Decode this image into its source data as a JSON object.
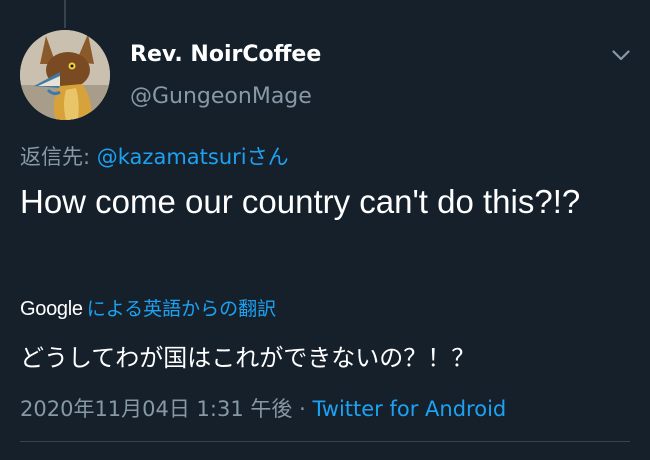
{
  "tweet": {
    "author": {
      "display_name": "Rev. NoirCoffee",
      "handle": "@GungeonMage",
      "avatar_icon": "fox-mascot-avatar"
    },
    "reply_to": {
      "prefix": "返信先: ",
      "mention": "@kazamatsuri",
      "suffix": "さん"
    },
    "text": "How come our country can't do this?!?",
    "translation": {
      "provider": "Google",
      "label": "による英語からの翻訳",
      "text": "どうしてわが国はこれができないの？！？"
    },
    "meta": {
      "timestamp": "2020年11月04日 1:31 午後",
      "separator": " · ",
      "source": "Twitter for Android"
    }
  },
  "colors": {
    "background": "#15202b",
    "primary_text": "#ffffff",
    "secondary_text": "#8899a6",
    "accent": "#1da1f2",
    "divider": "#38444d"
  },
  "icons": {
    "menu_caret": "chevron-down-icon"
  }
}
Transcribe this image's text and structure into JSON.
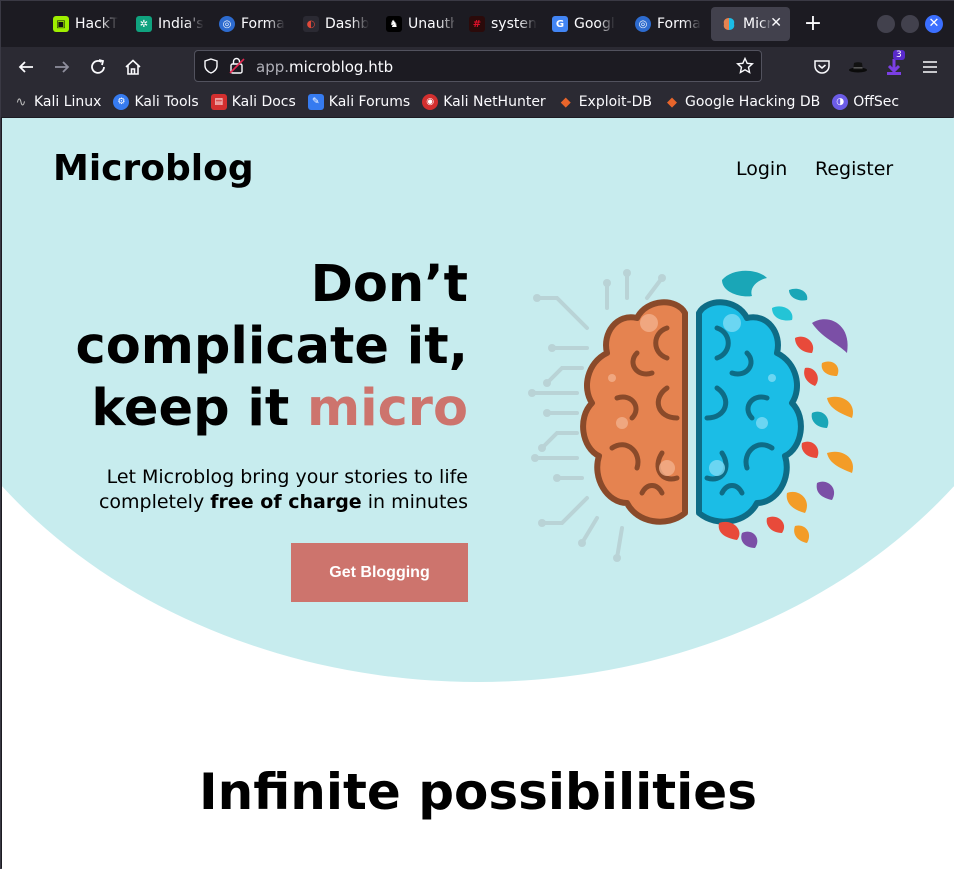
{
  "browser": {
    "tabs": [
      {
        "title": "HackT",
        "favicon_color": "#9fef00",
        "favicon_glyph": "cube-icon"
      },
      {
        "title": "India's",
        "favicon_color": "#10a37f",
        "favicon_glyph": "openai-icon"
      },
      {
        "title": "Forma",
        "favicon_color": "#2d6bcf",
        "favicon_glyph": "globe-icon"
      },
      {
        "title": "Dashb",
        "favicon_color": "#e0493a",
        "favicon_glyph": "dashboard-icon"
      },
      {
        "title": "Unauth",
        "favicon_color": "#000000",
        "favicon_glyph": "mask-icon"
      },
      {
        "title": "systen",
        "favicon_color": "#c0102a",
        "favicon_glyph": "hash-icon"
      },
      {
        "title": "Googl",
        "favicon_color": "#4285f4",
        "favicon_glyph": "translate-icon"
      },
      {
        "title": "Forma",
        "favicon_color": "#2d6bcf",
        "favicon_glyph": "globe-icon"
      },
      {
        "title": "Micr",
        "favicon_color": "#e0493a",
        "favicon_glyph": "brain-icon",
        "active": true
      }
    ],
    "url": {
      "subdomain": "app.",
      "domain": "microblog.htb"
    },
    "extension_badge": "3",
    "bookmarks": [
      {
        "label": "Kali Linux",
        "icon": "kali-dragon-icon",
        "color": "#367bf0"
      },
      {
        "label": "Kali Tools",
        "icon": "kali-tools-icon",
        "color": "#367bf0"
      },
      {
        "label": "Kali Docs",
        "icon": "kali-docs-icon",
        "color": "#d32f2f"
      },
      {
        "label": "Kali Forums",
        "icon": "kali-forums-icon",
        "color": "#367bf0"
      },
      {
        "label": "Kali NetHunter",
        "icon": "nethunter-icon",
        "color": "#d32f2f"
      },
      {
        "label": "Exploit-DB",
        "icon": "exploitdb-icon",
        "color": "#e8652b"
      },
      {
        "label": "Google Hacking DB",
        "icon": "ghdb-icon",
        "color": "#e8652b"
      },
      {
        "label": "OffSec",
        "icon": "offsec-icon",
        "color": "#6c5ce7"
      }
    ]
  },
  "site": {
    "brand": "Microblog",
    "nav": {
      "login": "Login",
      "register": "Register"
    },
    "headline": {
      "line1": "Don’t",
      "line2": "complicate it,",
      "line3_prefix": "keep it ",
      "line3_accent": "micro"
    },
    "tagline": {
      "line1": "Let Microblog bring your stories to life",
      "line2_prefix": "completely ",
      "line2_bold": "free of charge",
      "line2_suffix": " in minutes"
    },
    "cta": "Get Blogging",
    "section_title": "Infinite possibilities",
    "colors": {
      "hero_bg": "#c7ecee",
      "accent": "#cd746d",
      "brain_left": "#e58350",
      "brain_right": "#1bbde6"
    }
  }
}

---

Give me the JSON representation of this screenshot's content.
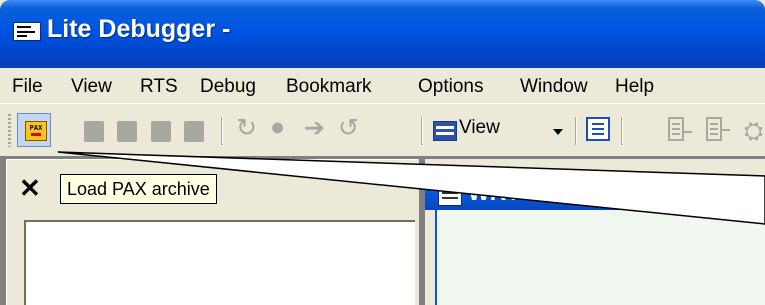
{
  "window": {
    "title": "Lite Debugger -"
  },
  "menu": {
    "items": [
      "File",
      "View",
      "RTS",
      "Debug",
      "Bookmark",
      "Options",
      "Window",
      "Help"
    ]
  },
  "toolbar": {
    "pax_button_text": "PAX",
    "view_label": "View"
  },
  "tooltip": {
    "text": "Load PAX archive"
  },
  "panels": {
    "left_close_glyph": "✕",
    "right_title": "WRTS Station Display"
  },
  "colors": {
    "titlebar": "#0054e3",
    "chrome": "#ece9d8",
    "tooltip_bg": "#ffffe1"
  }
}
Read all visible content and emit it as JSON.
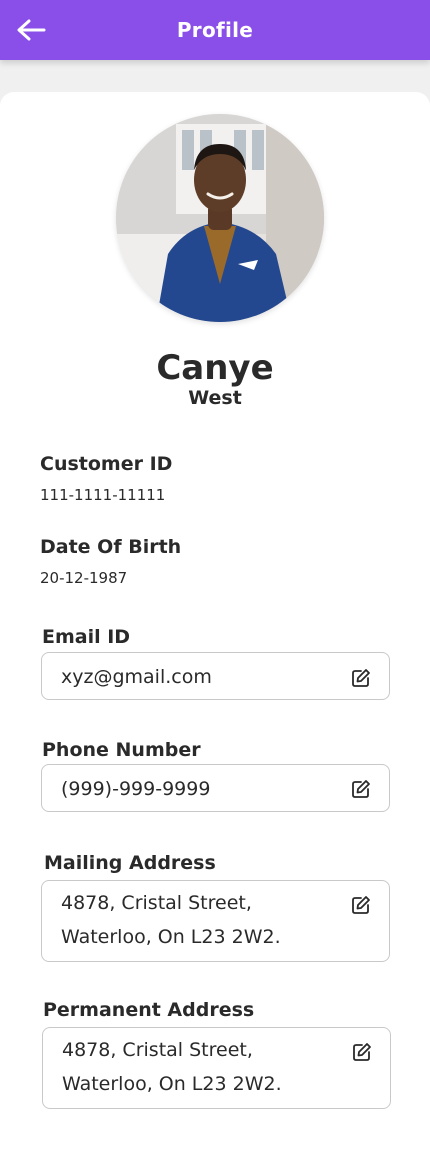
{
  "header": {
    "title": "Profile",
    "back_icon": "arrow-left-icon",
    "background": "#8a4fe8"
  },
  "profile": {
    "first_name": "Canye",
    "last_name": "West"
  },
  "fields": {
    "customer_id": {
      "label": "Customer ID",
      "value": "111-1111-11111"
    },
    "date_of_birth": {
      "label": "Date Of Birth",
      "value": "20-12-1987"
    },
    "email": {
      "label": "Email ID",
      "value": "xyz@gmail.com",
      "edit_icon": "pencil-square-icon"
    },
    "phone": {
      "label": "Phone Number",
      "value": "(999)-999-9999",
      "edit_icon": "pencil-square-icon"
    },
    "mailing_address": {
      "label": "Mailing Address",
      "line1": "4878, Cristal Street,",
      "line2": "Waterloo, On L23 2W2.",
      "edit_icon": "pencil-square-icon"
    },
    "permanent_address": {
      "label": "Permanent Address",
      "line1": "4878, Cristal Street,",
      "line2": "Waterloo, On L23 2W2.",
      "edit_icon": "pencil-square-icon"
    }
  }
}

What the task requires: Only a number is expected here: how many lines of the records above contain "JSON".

Task answer: 4